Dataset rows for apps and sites
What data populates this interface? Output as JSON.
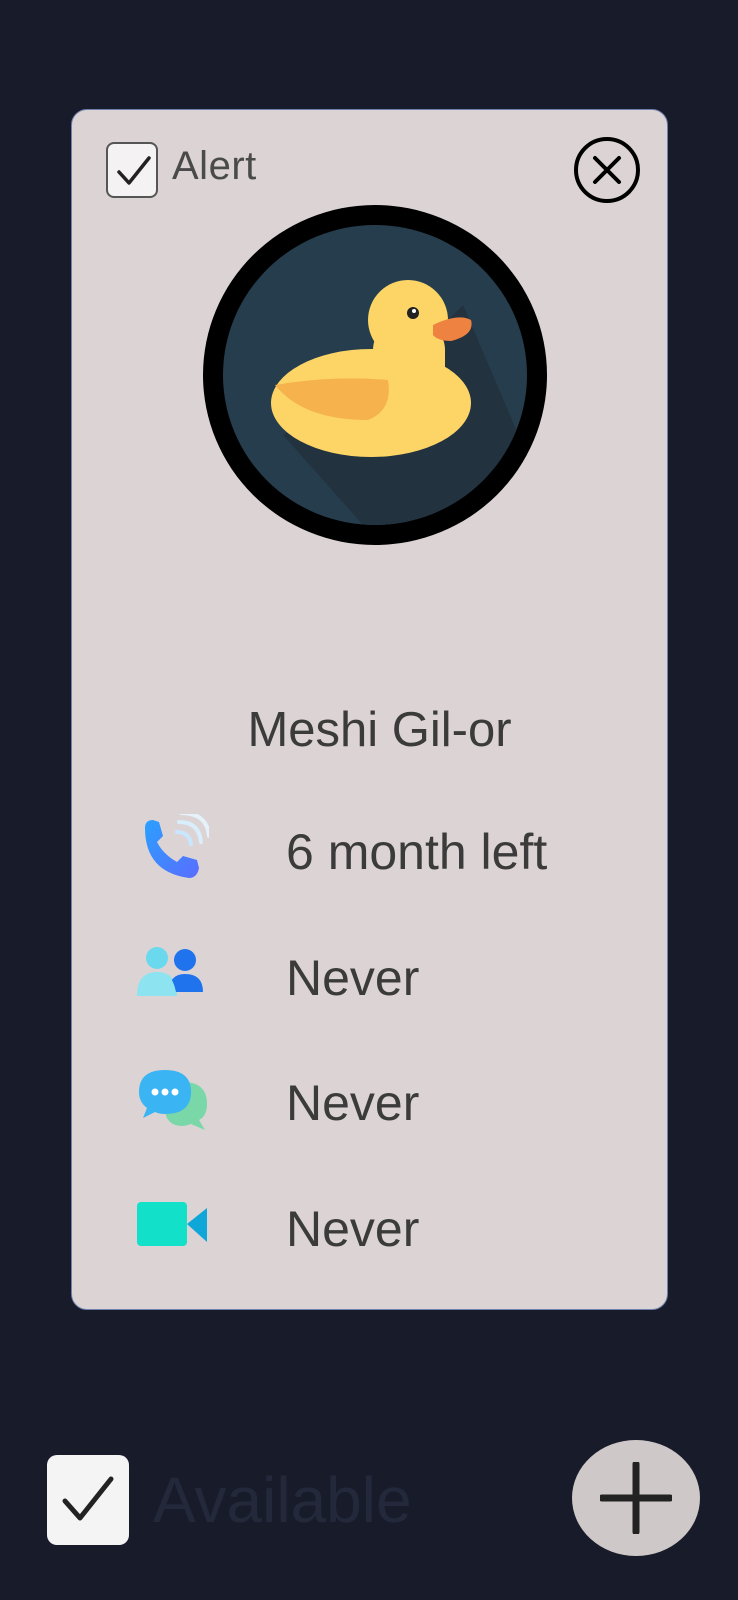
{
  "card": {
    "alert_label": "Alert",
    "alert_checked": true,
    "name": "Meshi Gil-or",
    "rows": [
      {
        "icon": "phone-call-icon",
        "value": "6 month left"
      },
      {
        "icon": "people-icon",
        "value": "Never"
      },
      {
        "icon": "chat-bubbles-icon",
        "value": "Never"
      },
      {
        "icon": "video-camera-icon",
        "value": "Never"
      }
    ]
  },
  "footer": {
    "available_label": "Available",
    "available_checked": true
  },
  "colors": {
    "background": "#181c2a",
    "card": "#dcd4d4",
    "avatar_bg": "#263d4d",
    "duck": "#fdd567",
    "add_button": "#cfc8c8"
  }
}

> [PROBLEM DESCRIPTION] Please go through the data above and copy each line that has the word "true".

> [RESULT]
    "alert_checked": true,
    "available_checked": true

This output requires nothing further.